**What is being asked**. Only the lines holding the word "leđima" are wanted; copy each of them from the listing.

**Input data**.
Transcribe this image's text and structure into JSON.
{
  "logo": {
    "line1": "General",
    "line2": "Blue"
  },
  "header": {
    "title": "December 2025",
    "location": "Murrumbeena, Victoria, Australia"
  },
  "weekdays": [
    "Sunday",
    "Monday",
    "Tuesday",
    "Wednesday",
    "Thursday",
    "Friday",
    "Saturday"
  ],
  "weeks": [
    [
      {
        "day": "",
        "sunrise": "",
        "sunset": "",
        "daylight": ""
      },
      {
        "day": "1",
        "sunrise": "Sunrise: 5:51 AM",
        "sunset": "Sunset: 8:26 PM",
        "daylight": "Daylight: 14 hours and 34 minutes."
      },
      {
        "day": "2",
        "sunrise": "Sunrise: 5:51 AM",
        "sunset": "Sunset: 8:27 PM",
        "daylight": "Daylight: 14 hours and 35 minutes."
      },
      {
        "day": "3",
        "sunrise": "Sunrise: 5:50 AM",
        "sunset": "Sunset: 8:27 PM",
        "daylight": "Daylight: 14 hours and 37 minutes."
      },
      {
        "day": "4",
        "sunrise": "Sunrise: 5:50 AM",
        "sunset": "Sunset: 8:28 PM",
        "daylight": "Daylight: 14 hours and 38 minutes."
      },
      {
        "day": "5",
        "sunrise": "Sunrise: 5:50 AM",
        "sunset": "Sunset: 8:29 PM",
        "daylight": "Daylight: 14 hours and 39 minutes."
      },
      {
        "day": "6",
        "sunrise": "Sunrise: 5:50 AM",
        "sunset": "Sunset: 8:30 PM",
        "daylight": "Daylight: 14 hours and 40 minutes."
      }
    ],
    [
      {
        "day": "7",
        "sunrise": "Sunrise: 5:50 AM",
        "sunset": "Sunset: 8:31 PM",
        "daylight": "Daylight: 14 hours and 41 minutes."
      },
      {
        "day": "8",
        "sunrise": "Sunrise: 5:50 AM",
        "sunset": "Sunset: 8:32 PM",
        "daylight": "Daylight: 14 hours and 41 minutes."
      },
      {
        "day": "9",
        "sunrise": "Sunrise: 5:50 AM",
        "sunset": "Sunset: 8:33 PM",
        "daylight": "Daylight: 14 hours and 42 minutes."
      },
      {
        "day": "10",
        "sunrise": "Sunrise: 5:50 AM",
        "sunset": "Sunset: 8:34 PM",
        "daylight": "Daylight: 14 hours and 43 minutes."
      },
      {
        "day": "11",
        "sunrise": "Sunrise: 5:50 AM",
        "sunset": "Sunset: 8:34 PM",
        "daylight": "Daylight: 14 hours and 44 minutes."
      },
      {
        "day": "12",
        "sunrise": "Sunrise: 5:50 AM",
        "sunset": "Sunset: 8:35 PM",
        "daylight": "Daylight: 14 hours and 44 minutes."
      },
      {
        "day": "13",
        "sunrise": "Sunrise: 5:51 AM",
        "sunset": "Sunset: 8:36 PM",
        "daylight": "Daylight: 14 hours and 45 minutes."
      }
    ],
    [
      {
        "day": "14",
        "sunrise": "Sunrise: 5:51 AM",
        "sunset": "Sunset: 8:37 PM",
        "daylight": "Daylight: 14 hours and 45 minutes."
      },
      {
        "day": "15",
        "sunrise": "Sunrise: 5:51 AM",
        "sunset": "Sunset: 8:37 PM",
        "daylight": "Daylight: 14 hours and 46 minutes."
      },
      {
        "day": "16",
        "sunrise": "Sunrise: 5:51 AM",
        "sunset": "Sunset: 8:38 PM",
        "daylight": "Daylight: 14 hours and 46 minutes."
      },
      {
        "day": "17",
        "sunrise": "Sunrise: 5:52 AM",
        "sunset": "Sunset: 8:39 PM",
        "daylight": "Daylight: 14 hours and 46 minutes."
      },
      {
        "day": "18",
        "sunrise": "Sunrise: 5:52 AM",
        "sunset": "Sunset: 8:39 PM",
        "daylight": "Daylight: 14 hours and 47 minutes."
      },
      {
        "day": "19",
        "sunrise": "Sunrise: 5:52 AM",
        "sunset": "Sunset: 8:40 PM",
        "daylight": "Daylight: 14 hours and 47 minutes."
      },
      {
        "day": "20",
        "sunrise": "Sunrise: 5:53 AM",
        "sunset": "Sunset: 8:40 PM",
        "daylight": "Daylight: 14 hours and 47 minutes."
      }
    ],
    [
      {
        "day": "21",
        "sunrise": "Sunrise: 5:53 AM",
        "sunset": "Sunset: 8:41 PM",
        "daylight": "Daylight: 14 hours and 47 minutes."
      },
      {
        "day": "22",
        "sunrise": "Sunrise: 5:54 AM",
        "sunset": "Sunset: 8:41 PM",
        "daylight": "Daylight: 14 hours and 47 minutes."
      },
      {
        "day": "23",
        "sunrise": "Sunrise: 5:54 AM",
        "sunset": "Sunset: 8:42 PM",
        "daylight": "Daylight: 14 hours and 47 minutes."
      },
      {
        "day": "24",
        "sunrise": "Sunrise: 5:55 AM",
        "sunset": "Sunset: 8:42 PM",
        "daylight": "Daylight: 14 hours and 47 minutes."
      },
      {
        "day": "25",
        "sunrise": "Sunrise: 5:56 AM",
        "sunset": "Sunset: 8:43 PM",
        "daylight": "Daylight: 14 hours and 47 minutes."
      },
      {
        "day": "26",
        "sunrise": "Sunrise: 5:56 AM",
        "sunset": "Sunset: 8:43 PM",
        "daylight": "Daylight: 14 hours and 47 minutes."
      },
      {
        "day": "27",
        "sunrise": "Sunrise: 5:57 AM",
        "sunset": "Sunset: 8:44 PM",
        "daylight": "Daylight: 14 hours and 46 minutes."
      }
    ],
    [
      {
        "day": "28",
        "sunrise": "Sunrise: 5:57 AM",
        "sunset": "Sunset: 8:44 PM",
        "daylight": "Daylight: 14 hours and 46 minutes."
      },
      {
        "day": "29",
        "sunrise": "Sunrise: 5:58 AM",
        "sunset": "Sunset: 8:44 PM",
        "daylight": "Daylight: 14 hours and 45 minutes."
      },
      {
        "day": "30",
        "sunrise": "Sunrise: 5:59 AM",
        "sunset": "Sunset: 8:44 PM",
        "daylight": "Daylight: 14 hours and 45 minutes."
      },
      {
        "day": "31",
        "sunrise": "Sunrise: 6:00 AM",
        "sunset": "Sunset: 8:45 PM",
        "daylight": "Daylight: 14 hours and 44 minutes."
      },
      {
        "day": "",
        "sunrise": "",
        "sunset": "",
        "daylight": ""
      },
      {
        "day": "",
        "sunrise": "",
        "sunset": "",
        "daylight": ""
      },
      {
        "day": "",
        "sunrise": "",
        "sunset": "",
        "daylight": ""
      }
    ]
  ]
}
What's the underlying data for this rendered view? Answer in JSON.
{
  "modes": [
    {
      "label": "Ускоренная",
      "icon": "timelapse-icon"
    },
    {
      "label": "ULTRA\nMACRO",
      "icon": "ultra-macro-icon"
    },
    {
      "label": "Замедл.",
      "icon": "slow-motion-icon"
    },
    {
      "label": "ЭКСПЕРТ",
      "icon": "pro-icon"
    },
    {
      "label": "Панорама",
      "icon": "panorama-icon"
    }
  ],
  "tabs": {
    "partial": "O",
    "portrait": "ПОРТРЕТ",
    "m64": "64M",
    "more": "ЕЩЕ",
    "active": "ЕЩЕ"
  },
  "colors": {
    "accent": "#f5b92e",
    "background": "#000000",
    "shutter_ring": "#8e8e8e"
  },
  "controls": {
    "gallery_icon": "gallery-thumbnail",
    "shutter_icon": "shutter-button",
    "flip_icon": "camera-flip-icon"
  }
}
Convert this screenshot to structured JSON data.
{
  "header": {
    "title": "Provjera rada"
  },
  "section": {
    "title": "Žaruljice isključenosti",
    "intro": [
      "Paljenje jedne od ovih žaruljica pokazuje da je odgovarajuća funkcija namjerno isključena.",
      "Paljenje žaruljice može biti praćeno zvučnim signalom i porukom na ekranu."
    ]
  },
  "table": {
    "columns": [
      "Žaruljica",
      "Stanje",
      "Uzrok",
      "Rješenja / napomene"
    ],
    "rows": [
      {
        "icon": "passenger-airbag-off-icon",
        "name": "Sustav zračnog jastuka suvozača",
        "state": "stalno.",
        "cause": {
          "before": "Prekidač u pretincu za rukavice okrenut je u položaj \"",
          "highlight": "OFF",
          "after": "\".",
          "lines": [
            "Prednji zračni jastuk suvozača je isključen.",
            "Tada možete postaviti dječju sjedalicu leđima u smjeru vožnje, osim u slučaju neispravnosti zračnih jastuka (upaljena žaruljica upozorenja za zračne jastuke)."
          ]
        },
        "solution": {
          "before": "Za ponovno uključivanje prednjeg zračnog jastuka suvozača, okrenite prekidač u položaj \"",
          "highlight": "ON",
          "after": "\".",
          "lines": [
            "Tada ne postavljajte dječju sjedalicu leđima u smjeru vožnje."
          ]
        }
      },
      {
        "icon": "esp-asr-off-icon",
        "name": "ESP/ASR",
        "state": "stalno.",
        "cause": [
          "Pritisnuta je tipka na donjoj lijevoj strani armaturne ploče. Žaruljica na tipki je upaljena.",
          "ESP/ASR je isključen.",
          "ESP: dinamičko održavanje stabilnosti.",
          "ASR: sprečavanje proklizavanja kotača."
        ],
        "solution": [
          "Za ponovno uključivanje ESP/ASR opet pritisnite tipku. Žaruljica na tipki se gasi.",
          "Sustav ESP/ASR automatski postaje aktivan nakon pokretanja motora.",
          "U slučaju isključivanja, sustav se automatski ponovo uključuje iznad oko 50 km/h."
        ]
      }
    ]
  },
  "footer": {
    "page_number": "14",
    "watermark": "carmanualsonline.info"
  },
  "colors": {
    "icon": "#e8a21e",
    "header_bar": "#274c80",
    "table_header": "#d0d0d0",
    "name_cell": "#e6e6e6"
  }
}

**Answer area**.
            "Tada možete postaviti dječju sjedalicu leđima u smjeru vožnje, osim u slučaju neispravnosti zračnih jastuka (upaljena žaruljica upozorenja za zračne jastuke)."
            "Tada ne postavljajte dječju sjedalicu leđima u smjeru vožnje."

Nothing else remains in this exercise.